[Saved data entries]
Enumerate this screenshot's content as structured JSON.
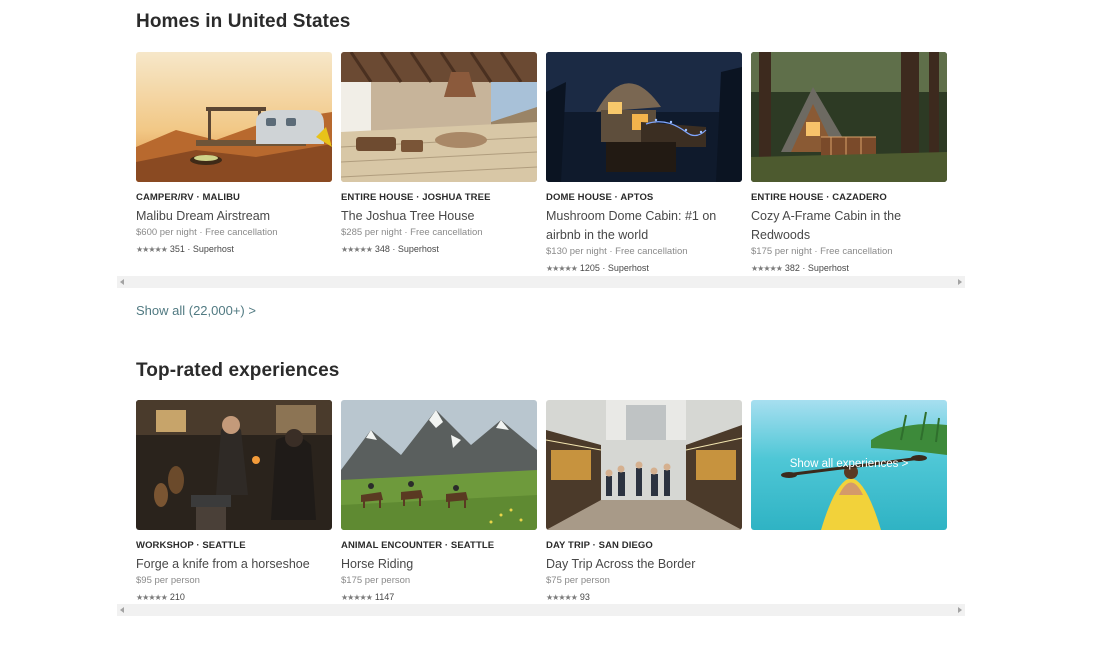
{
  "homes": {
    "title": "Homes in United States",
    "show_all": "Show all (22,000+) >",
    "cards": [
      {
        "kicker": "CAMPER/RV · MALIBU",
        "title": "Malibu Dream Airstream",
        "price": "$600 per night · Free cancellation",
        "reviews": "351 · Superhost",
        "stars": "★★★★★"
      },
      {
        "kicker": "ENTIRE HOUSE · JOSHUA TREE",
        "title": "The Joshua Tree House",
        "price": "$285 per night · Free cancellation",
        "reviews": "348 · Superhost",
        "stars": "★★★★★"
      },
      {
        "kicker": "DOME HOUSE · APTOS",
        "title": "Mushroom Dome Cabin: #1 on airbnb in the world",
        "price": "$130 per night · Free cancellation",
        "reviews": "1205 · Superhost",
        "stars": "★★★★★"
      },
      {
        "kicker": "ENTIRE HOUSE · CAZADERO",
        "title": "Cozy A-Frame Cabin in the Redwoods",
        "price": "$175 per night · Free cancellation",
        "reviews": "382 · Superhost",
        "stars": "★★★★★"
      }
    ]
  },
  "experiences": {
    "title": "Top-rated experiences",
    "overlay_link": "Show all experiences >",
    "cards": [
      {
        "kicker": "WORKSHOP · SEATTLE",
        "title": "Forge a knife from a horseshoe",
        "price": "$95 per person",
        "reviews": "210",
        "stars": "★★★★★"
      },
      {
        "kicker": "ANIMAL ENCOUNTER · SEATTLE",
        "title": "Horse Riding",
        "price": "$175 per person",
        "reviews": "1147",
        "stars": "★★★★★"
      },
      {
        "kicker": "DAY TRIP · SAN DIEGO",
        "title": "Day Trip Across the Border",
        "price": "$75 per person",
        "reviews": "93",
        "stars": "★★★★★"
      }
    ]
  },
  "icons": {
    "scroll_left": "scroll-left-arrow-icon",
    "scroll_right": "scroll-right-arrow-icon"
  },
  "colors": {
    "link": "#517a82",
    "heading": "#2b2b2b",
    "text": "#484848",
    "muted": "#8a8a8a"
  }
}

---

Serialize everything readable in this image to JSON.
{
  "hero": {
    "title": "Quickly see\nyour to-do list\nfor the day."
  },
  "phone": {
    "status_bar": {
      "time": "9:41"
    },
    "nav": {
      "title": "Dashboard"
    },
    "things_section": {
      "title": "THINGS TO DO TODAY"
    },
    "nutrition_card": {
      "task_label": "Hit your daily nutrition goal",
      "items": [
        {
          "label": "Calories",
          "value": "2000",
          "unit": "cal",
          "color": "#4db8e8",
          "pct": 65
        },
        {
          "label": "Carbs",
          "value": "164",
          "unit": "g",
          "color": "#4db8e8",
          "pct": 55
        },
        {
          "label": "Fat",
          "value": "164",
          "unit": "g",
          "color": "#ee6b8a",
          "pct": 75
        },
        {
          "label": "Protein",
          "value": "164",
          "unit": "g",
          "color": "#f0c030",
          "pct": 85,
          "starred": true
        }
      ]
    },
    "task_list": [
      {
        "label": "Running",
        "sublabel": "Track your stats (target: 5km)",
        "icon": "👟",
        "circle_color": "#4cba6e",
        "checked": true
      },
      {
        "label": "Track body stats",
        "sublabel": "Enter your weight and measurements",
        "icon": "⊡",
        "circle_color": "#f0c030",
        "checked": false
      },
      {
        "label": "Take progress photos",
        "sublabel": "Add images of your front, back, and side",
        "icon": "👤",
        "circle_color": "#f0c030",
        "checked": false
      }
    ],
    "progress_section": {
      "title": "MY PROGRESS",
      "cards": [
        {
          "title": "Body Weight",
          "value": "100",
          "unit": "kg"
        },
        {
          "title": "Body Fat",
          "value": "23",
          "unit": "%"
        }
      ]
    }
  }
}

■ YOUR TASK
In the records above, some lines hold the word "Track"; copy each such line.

■ TASK OUTPUT
        "sublabel": "Track your stats (target: 5km)",
        "label": "Track body stats",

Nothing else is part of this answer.